(Records drawn from a dataset)
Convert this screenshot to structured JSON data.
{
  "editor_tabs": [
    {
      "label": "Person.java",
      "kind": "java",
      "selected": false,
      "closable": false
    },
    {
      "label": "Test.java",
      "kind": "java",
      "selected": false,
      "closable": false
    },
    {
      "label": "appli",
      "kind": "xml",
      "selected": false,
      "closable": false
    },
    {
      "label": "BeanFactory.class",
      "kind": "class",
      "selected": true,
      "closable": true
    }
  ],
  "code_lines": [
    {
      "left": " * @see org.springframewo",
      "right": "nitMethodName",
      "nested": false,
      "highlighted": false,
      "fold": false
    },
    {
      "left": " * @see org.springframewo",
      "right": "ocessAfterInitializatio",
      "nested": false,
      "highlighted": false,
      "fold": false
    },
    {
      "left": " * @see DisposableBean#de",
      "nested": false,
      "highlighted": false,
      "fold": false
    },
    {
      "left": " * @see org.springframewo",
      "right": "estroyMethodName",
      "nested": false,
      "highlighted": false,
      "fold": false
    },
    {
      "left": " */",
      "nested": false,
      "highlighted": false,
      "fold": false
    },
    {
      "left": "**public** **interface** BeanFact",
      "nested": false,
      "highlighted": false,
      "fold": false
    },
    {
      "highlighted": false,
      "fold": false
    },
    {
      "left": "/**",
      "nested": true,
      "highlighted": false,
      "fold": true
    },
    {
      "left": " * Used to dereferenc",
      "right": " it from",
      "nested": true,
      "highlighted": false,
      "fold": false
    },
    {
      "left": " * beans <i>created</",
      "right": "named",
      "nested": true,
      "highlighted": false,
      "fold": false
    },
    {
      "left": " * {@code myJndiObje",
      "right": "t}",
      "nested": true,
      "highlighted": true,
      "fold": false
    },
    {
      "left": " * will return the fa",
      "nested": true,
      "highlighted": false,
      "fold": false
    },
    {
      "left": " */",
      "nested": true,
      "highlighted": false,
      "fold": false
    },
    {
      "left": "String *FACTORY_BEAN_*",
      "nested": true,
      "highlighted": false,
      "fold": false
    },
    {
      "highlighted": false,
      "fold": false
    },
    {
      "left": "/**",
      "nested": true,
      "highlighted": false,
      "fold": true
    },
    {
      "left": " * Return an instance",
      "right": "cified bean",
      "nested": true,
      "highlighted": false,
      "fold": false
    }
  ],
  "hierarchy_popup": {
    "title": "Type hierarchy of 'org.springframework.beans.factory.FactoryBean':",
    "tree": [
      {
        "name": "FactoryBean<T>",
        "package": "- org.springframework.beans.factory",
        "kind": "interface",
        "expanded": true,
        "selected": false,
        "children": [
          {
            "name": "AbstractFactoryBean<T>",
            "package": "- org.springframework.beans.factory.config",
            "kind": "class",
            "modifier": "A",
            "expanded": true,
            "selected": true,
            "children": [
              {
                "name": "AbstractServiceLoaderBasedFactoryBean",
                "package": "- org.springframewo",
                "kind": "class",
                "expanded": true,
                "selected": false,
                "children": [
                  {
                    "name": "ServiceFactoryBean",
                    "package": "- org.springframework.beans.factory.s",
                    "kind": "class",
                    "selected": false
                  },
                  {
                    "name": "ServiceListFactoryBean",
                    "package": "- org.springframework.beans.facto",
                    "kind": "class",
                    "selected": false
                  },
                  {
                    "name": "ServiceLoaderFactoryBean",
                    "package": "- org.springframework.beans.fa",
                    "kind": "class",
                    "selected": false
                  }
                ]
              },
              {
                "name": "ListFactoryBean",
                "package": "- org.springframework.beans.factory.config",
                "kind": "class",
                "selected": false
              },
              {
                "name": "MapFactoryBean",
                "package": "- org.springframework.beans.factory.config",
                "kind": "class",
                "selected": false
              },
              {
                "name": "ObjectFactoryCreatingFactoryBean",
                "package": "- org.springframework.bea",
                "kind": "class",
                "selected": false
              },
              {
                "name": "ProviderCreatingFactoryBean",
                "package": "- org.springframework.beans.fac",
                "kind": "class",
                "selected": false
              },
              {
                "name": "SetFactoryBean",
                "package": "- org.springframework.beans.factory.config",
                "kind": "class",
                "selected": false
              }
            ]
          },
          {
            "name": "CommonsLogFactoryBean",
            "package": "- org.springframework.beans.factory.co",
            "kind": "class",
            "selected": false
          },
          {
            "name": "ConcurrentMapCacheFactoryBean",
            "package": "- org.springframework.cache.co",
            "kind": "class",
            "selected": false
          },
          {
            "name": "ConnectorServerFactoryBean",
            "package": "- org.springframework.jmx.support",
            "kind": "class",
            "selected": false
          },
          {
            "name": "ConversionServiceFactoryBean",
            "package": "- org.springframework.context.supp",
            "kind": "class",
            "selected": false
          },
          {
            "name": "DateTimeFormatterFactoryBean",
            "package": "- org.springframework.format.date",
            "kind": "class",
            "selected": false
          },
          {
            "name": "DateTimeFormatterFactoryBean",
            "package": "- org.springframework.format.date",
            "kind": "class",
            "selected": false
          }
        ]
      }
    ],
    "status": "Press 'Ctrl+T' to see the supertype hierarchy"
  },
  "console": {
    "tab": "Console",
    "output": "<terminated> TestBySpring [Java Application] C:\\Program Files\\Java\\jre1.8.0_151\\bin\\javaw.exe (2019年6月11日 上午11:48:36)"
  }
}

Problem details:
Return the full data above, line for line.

Exercise response:
Convert this screenshot to structured JSON data.
{
  "editor_tabs": [
    {
      "label": "Person.java",
      "kind": "java",
      "selected": false,
      "closable": false
    },
    {
      "label": "Test.java",
      "kind": "java",
      "selected": false,
      "closable": false
    },
    {
      "label": "appli",
      "kind": "xml",
      "selected": false,
      "closable": false
    },
    {
      "label": "BeanFactory.class",
      "kind": "class",
      "selected": true,
      "closable": true
    }
  ],
  "code_lines": [
    {
      "left": " * @see org.springframewo",
      "right": "nitMethodName",
      "nested": false,
      "highlighted": false,
      "fold": false
    },
    {
      "left": " * @see org.springframewo",
      "right": "ocessAfterInitializatio",
      "nested": false,
      "highlighted": false,
      "fold": false
    },
    {
      "left": " * @see DisposableBean#de",
      "nested": false,
      "highlighted": false,
      "fold": false
    },
    {
      "left": " * @see org.springframewo",
      "right": "estroyMethodName",
      "nested": false,
      "highlighted": false,
      "fold": false
    },
    {
      "left": " */",
      "nested": false,
      "highlighted": false,
      "fold": false
    },
    {
      "left": "**public** **interface** BeanFact",
      "nested": false,
      "highlighted": false,
      "fold": false
    },
    {
      "highlighted": false,
      "fold": false
    },
    {
      "left": "/**",
      "nested": true,
      "highlighted": false,
      "fold": true
    },
    {
      "left": " * Used to dereferenc",
      "right": " it from",
      "nested": true,
      "highlighted": false,
      "fold": false
    },
    {
      "left": " * beans <i>created</",
      "right": "named",
      "nested": true,
      "highlighted": false,
      "fold": false
    },
    {
      "left": " * {@code myJndiObje",
      "right": "t}",
      "nested": true,
      "highlighted": true,
      "fold": false
    },
    {
      "left": " * will return the fa",
      "nested": true,
      "highlighted": false,
      "fold": false
    },
    {
      "left": " */",
      "nested": true,
      "highlighted": false,
      "fold": false
    },
    {
      "left": "String *FACTORY_BEAN_*",
      "nested": true,
      "highlighted": false,
      "fold": false
    },
    {
      "highlighted": false,
      "fold": false
    },
    {
      "left": "/**",
      "nested": true,
      "highlighted": false,
      "fold": true
    },
    {
      "left": " * Return an instance",
      "right": "cified bean",
      "nested": true,
      "highlighted": false,
      "fold": false
    }
  ],
  "hierarchy_popup": {
    "title": "Type hierarchy of 'org.springframework.beans.factory.FactoryBean':",
    "tree": [
      {
        "name": "FactoryBean<T>",
        "package": "- org.springframework.beans.factory",
        "kind": "interface",
        "expanded": true,
        "selected": false,
        "children": [
          {
            "name": "AbstractFactoryBean<T>",
            "package": "- org.springframework.beans.factory.config",
            "kind": "class",
            "modifier": "A",
            "expanded": true,
            "selected": true,
            "children": [
              {
                "name": "AbstractServiceLoaderBasedFactoryBean",
                "package": "- org.springframewo",
                "kind": "class",
                "expanded": true,
                "selected": false,
                "children": [
                  {
                    "name": "ServiceFactoryBean",
                    "package": "- org.springframework.beans.factory.s",
                    "kind": "class",
                    "selected": false
                  },
                  {
                    "name": "ServiceListFactoryBean",
                    "package": "- org.springframework.beans.facto",
                    "kind": "class",
                    "selected": false
                  },
                  {
                    "name": "ServiceLoaderFactoryBean",
                    "package": "- org.springframework.beans.fa",
                    "kind": "class",
                    "selected": false
                  }
                ]
              },
              {
                "name": "ListFactoryBean",
                "package": "- org.springframework.beans.factory.config",
                "kind": "class",
                "selected": false
              },
              {
                "name": "MapFactoryBean",
                "package": "- org.springframework.beans.factory.config",
                "kind": "class",
                "selected": false
              },
              {
                "name": "ObjectFactoryCreatingFactoryBean",
                "package": "- org.springframework.bea",
                "kind": "class",
                "selected": false
              },
              {
                "name": "ProviderCreatingFactoryBean",
                "package": "- org.springframework.beans.fac",
                "kind": "class",
                "selected": false
              },
              {
                "name": "SetFactoryBean",
                "package": "- org.springframework.beans.factory.config",
                "kind": "class",
                "selected": false
              }
            ]
          },
          {
            "name": "CommonsLogFactoryBean",
            "package": "- org.springframework.beans.factory.co",
            "kind": "class",
            "selected": false
          },
          {
            "name": "ConcurrentMapCacheFactoryBean",
            "package": "- org.springframework.cache.co",
            "kind": "class",
            "selected": false
          },
          {
            "name": "ConnectorServerFactoryBean",
            "package": "- org.springframework.jmx.support",
            "kind": "class",
            "selected": false
          },
          {
            "name": "ConversionServiceFactoryBean",
            "package": "- org.springframework.context.supp",
            "kind": "class",
            "selected": false
          },
          {
            "name": "DateTimeFormatterFactoryBean",
            "package": "- org.springframework.format.date",
            "kind": "class",
            "selected": false
          },
          {
            "name": "DateTimeFormatterFactoryBean",
            "package": "- org.springframework.format.date",
            "kind": "class",
            "selected": false
          }
        ]
      }
    ],
    "status": "Press 'Ctrl+T' to see the supertype hierarchy"
  },
  "console": {
    "tab": "Console",
    "output": "<terminated> TestBySpring [Java Application] C:\\Program Files\\Java\\jre1.8.0_151\\bin\\javaw.exe (2019年6月11日 上午11:48:36)"
  }
}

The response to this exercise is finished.